Task goal:
Scan the entries that follow and copy out every line containing "Defaults".

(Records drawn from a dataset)
.....
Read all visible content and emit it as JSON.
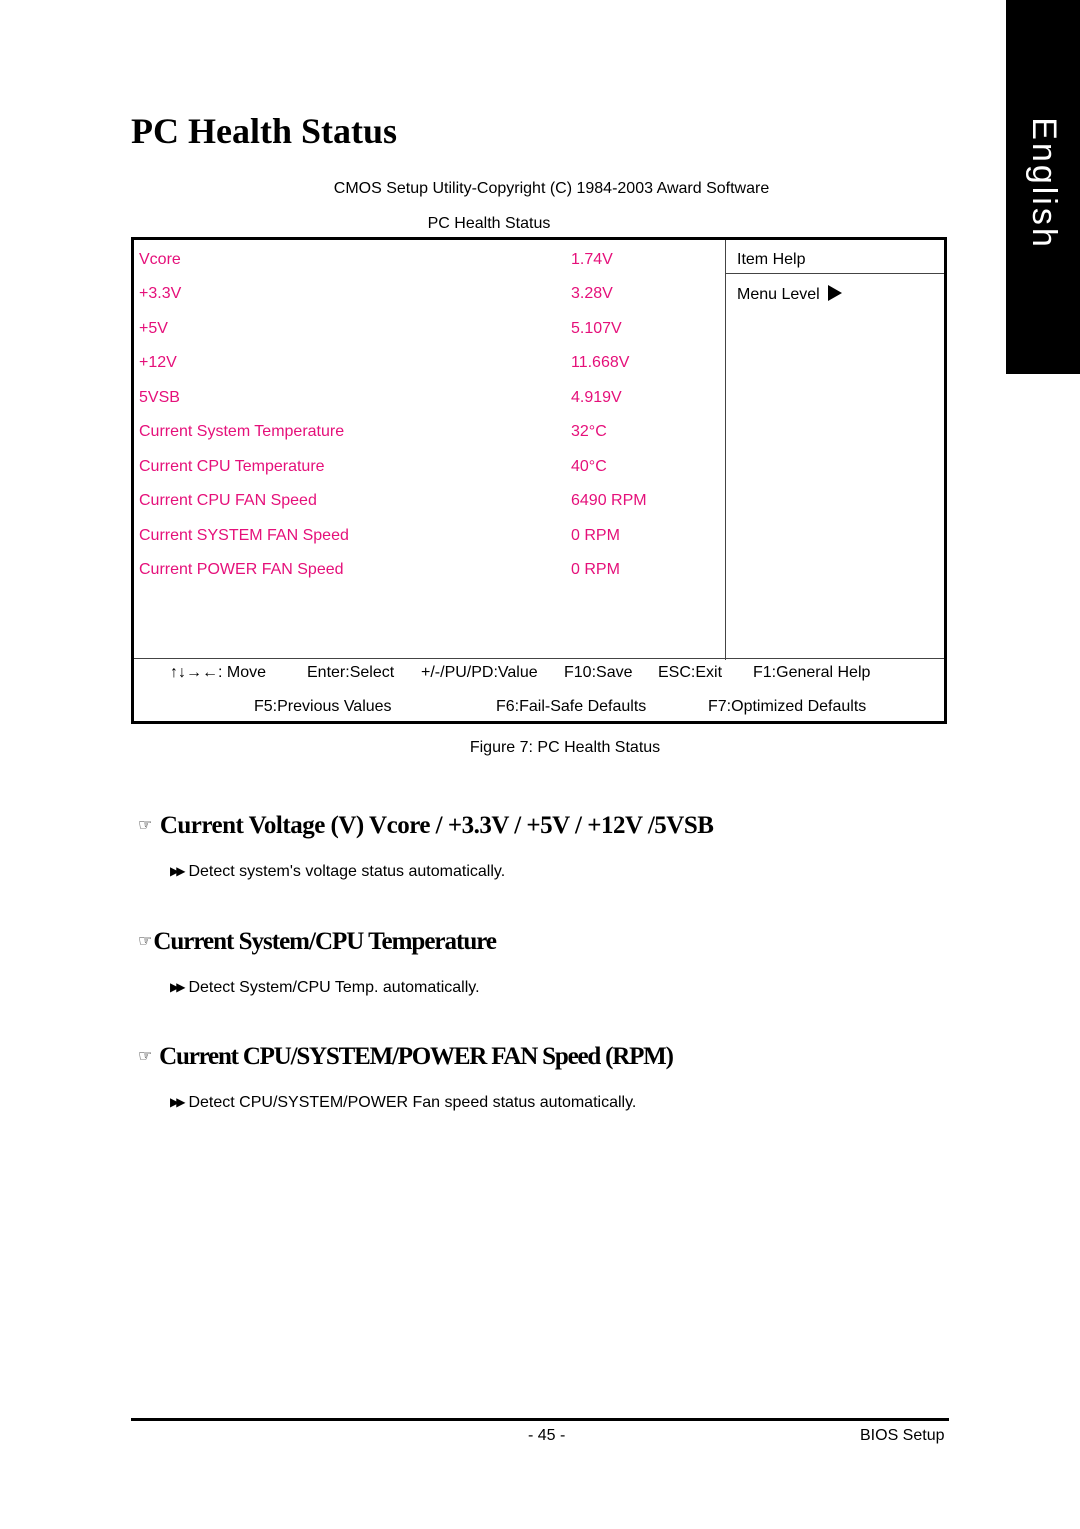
{
  "side_tab": {
    "label": "English"
  },
  "page_title": "PC Health Status",
  "bios": {
    "copyright": "CMOS Setup Utility-Copyright (C) 1984-2003 Award Software",
    "screen_title": "PC Health Status",
    "accent_color": "#e5107a",
    "items": [
      {
        "label": "Vcore",
        "value": "1.74V"
      },
      {
        "label": "+3.3V",
        "value": "3.28V"
      },
      {
        "label": "+5V",
        "value": "5.107V"
      },
      {
        "label": "+12V",
        "value": "11.668V"
      },
      {
        "label": "5VSB",
        "value": "4.919V"
      },
      {
        "label": "Current System Temperature",
        "value": "32°C"
      },
      {
        "label": "Current CPU Temperature",
        "value": "40°C"
      },
      {
        "label": "Current CPU FAN Speed",
        "value": "6490 RPM"
      },
      {
        "label": "Current SYSTEM FAN Speed",
        "value": "0 RPM"
      },
      {
        "label": "Current POWER FAN Speed",
        "value": "0 RPM"
      }
    ],
    "help": {
      "title": "Item Help",
      "menu_level": "Menu Level"
    },
    "footer_line1": {
      "arrows": "↑↓→←",
      "move": ": Move",
      "enter": "Enter:Select",
      "value": "+/-/PU/PD:Value",
      "save": "F10:Save",
      "exit": "ESC:Exit",
      "help": "F1:General Help"
    },
    "footer_line2": {
      "previous": "F5:Previous Values",
      "failsafe": "F6:Fail-Safe Defaults",
      "optimized": "F7:Optimized Defaults"
    }
  },
  "figure_caption": "Figure 7: PC Health Status",
  "sections": [
    {
      "icon": "pointing-hand-icon",
      "heading": "Current Voltage (V) Vcore / +3.3V / +5V / +12V /5VSB",
      "description": "Detect system's voltage status automatically."
    },
    {
      "icon": "pointing-hand-icon",
      "heading": "Current System/CPU Temperature",
      "description": "Detect System/CPU Temp. automatically."
    },
    {
      "icon": "pointing-hand-icon",
      "heading": "Current CPU/SYSTEM/POWER FAN Speed (RPM)",
      "description": "Detect CPU/SYSTEM/POWER Fan speed status automatically."
    }
  ],
  "footer": {
    "page_number": "- 45 -",
    "label": "BIOS Setup"
  }
}
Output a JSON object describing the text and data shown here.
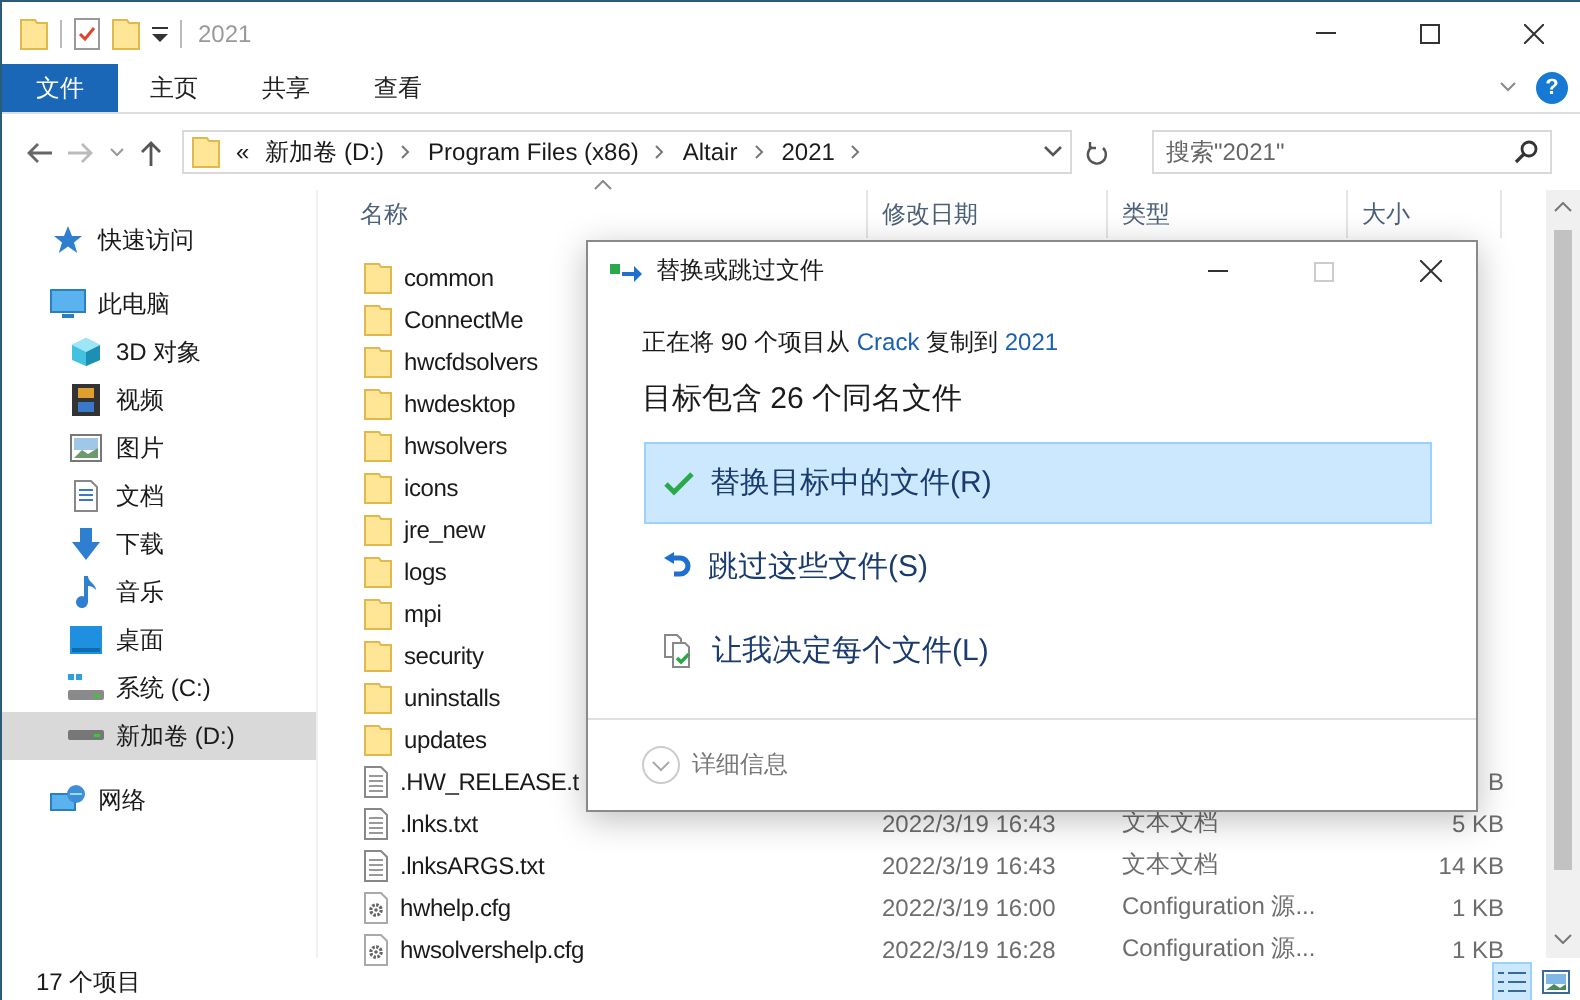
{
  "window": {
    "title": "2021",
    "help": "?"
  },
  "ribbon_tabs": [
    {
      "label": "文件",
      "kind": "file"
    },
    {
      "label": "主页",
      "kind": "tab"
    },
    {
      "label": "共享",
      "kind": "tab"
    },
    {
      "label": "查看",
      "kind": "tab"
    }
  ],
  "address_bar": {
    "overflow": "«",
    "crumbs": [
      "新加卷 (D:)",
      "Program Files (x86)",
      "Altair",
      "2021"
    ]
  },
  "search": {
    "placeholder": "搜索\"2021\""
  },
  "sidebar": {
    "items": [
      {
        "label": "快速访问",
        "kind": "star",
        "selected": false
      },
      {
        "label": "此电脑",
        "kind": "pc",
        "selected": false,
        "children": [
          {
            "label": "3D 对象",
            "kind": "cube",
            "selected": false
          },
          {
            "label": "视频",
            "kind": "video",
            "selected": false
          },
          {
            "label": "图片",
            "kind": "image",
            "selected": false
          },
          {
            "label": "文档",
            "kind": "document",
            "selected": false
          },
          {
            "label": "下载",
            "kind": "download",
            "selected": false
          },
          {
            "label": "音乐",
            "kind": "music",
            "selected": false
          },
          {
            "label": "桌面",
            "kind": "desktop",
            "selected": false
          },
          {
            "label": "系统 (C:)",
            "kind": "system-drive",
            "selected": false
          },
          {
            "label": "新加卷 (D:)",
            "kind": "drive",
            "selected": true
          }
        ]
      },
      {
        "label": "网络",
        "kind": "network",
        "selected": false
      }
    ]
  },
  "table": {
    "columns": [
      "名称",
      "修改日期",
      "类型",
      "大小"
    ],
    "rows": [
      {
        "name": "common",
        "kind": "folder"
      },
      {
        "name": "ConnectMe",
        "kind": "folder"
      },
      {
        "name": "hwcfdsolvers",
        "kind": "folder"
      },
      {
        "name": "hwdesktop",
        "kind": "folder"
      },
      {
        "name": "hwsolvers",
        "kind": "folder"
      },
      {
        "name": "icons",
        "kind": "folder"
      },
      {
        "name": "jre_new",
        "kind": "folder"
      },
      {
        "name": "logs",
        "kind": "folder"
      },
      {
        "name": "mpi",
        "kind": "folder"
      },
      {
        "name": "security",
        "kind": "folder"
      },
      {
        "name": "uninstalls",
        "kind": "folder"
      },
      {
        "name": "updates",
        "kind": "folder"
      },
      {
        "name": ".HW_RELEASE.t",
        "kind": "text",
        "size": "B"
      },
      {
        "name": ".lnks.txt",
        "kind": "text",
        "date": "2022/3/19 16:43",
        "type": "文本文档",
        "size": "5 KB"
      },
      {
        "name": ".lnksARGS.txt",
        "kind": "text",
        "date": "2022/3/19 16:43",
        "type": "文本文档",
        "size": "14 KB"
      },
      {
        "name": "hwhelp.cfg",
        "kind": "config",
        "date": "2022/3/19 16:00",
        "type": "Configuration 源...",
        "size": "1 KB"
      },
      {
        "name": "hwsolvershelp.cfg",
        "kind": "config",
        "date": "2022/3/19 16:28",
        "type": "Configuration 源...",
        "size": "1 KB"
      }
    ]
  },
  "status_bar": {
    "count": "17 个项目",
    "views": [
      {
        "kind": "details",
        "selected": true
      },
      {
        "kind": "thumbnails",
        "selected": false
      }
    ]
  },
  "dialog": {
    "title": "替换或跳过文件",
    "message": [
      {
        "kind": "text",
        "text": "正在将 90 个项目从 "
      },
      {
        "kind": "link",
        "text": "Crack"
      },
      {
        "kind": "text",
        "text": " 复制到 "
      },
      {
        "kind": "link",
        "text": "2021"
      }
    ],
    "heading": "目标包含 26 个同名文件",
    "options": [
      {
        "label": "替换目标中的文件(R)",
        "kind": "replace",
        "selected": true
      },
      {
        "label": "跳过这些文件(S)",
        "kind": "skip",
        "selected": false
      },
      {
        "label": "让我决定每个文件(L)",
        "kind": "decide",
        "selected": false
      }
    ],
    "details": "详细信息"
  }
}
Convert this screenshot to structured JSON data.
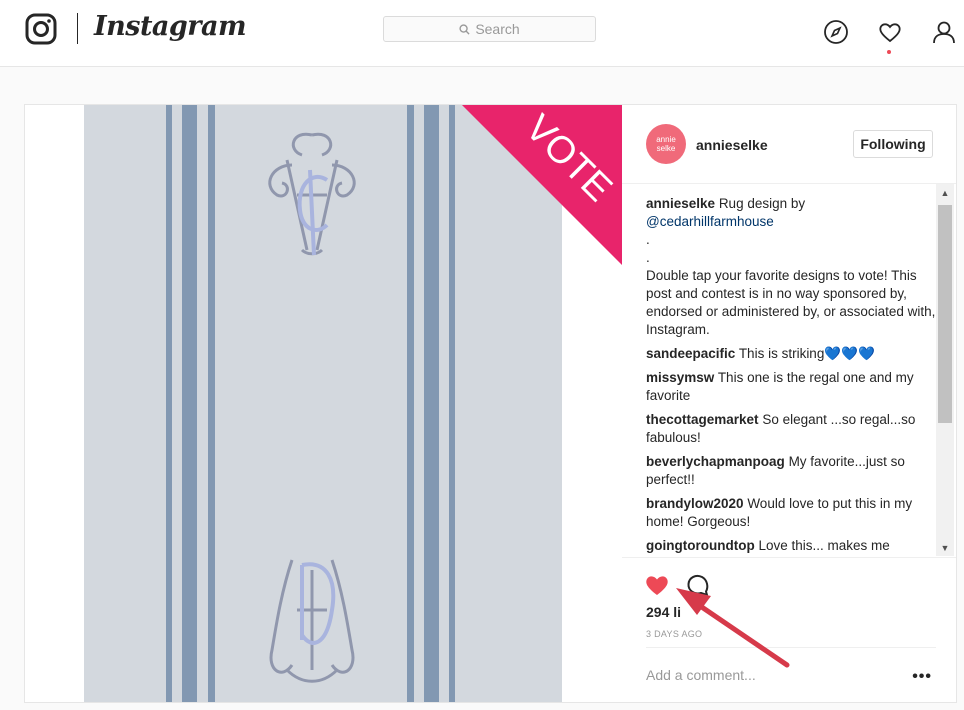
{
  "app": {
    "wordmark": "Instagram"
  },
  "search": {
    "placeholder": "Search"
  },
  "post": {
    "vote_label": "VOTE",
    "author": {
      "username": "annieselke",
      "avatar_text": "annie selke"
    },
    "follow_label": "Following",
    "comments": [
      {
        "user": "annieselke",
        "text_before": "Rug design by ",
        "mention": "@cedarhillfarmhouse"
      },
      {
        "user": "",
        "text": "."
      },
      {
        "user": "",
        "text": "."
      },
      {
        "user": "",
        "text": "Double tap your favorite designs to vote! This post and contest is in no way sponsored by, endorsed or administered by, or associated with, Instagram."
      },
      {
        "user": "sandeepacific",
        "text": "This is striking",
        "emoji": "💙💙💙"
      },
      {
        "user": "missymsw",
        "text": "This one is the regal one and my favorite"
      },
      {
        "user": "thecottagemarket",
        "text": "So elegant ...so regal...so fabulous!"
      },
      {
        "user": "beverlychapmanpoag",
        "text": "My favorite...just so perfect!!"
      },
      {
        "user": "brandylow2020",
        "text": "Would love to put this in my home! Gorgeous!"
      },
      {
        "user": "goingtoroundtop",
        "text": "Love this... makes me"
      }
    ],
    "likes_label": "294 li",
    "time_ago": "3 DAYS AGO",
    "add_comment_placeholder": "Add a comment...",
    "more_label": "•••"
  },
  "colors": {
    "like_red": "#ed4956",
    "vote_pink": "#e8246b",
    "arrow_red": "#d63a4a",
    "stripe_blue": "#8298b2"
  },
  "icons": {
    "logo": "instagram-camera-icon",
    "explore": "compass-icon",
    "activity": "heart-outline-icon",
    "profile": "person-icon",
    "like": "heart-filled-icon",
    "comment": "comment-bubble-icon"
  }
}
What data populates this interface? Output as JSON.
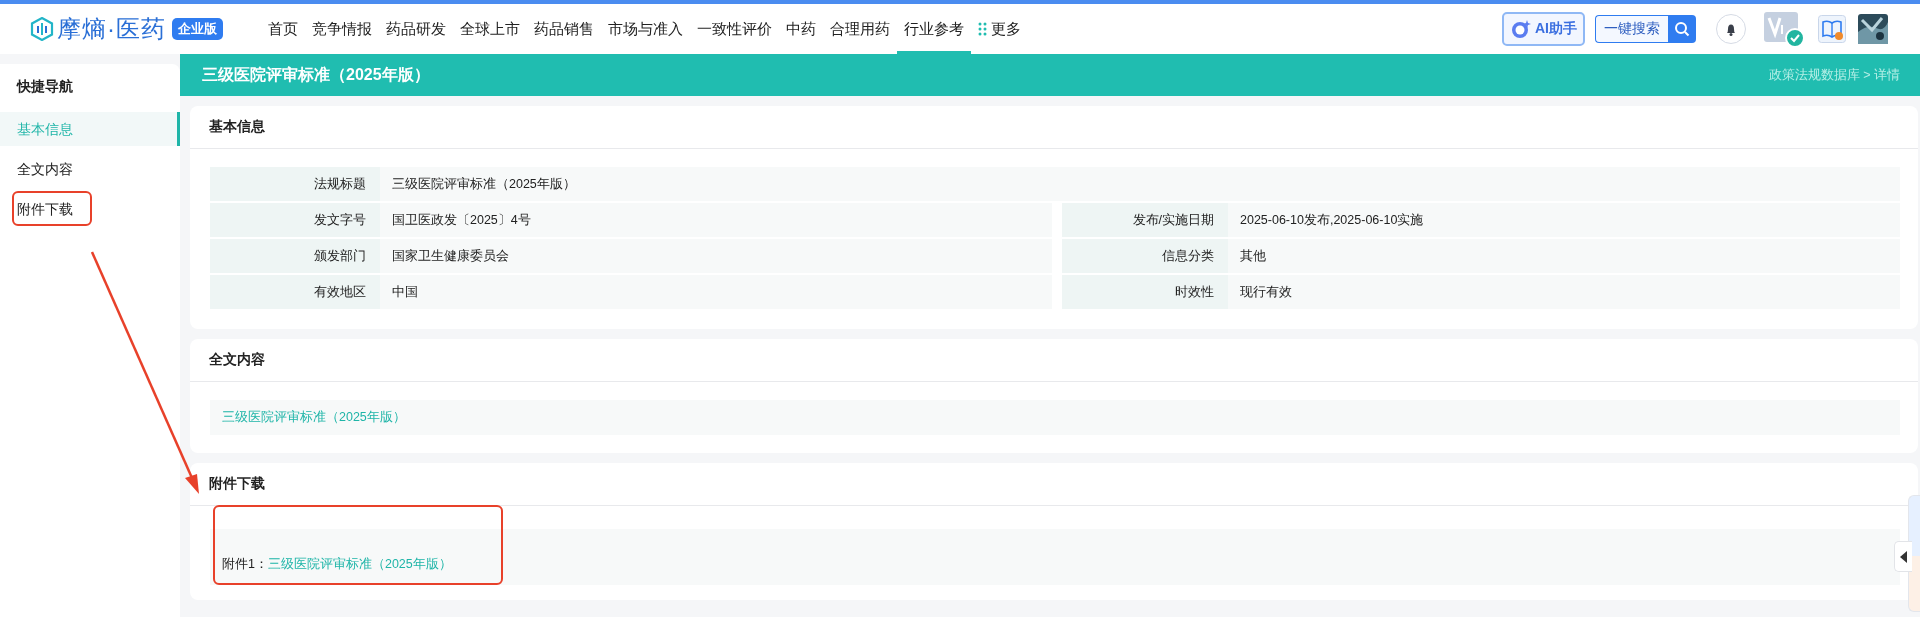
{
  "header": {
    "logo": {
      "name": "摩熵·医药",
      "badge": "企业版"
    },
    "nav": [
      {
        "label": "首页",
        "selected": false,
        "kind": "link"
      },
      {
        "label": "竞争情报",
        "selected": false,
        "kind": "link"
      },
      {
        "label": "药品研发",
        "selected": false,
        "kind": "link"
      },
      {
        "label": "全球上市",
        "selected": false,
        "kind": "link"
      },
      {
        "label": "药品销售",
        "selected": false,
        "kind": "link"
      },
      {
        "label": "市场与准入",
        "selected": false,
        "kind": "link"
      },
      {
        "label": "一致性评价",
        "selected": false,
        "kind": "link"
      },
      {
        "label": "中药",
        "selected": false,
        "kind": "link"
      },
      {
        "label": "合理用药",
        "selected": false,
        "kind": "link"
      },
      {
        "label": "行业参考",
        "selected": true,
        "kind": "link"
      },
      {
        "label": "更多",
        "selected": false,
        "kind": "more"
      }
    ],
    "ai_button": "AI助手",
    "search_button": "一键搜索"
  },
  "page_title": "三级医院评审标准（2025年版）",
  "breadcrumb": "政策法规数据库 > 详情",
  "sidebar": {
    "title": "快捷导航",
    "items": [
      {
        "label": "基本信息",
        "selected": true,
        "highlighted": false
      },
      {
        "label": "全文内容",
        "selected": false,
        "highlighted": false
      },
      {
        "label": "附件下载",
        "selected": false,
        "highlighted": true
      }
    ]
  },
  "basic_info": {
    "title": "基本信息",
    "rows": [
      [
        {
          "label": "法规标题",
          "value": "三级医院评审标准（2025年版）"
        }
      ],
      [
        {
          "label": "发文字号",
          "value": "国卫医政发〔2025〕4号"
        },
        {
          "label": "发布/实施日期",
          "value": "2025-06-10发布,2025-06-10实施"
        }
      ],
      [
        {
          "label": "颁发部门",
          "value": "国家卫生健康委员会"
        },
        {
          "label": "信息分类",
          "value": "其他"
        }
      ],
      [
        {
          "label": "有效地区",
          "value": "中国"
        },
        {
          "label": "时效性",
          "value": "现行有效"
        }
      ]
    ]
  },
  "full_text": {
    "title": "全文内容",
    "link": "三级医院评审标准（2025年版）"
  },
  "attachments": {
    "title": "附件下载",
    "highlighted": true,
    "items": [
      {
        "prefix": "附件1：",
        "link": "三级医院评审标准（2025年版）"
      }
    ]
  },
  "annotations": [
    {
      "kind": "arrow"
    }
  ]
}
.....
Result for this task:
      "failsafe": "F6:Fail-Safe Defaults",
      "optimized": "F7:Optimized Defaults"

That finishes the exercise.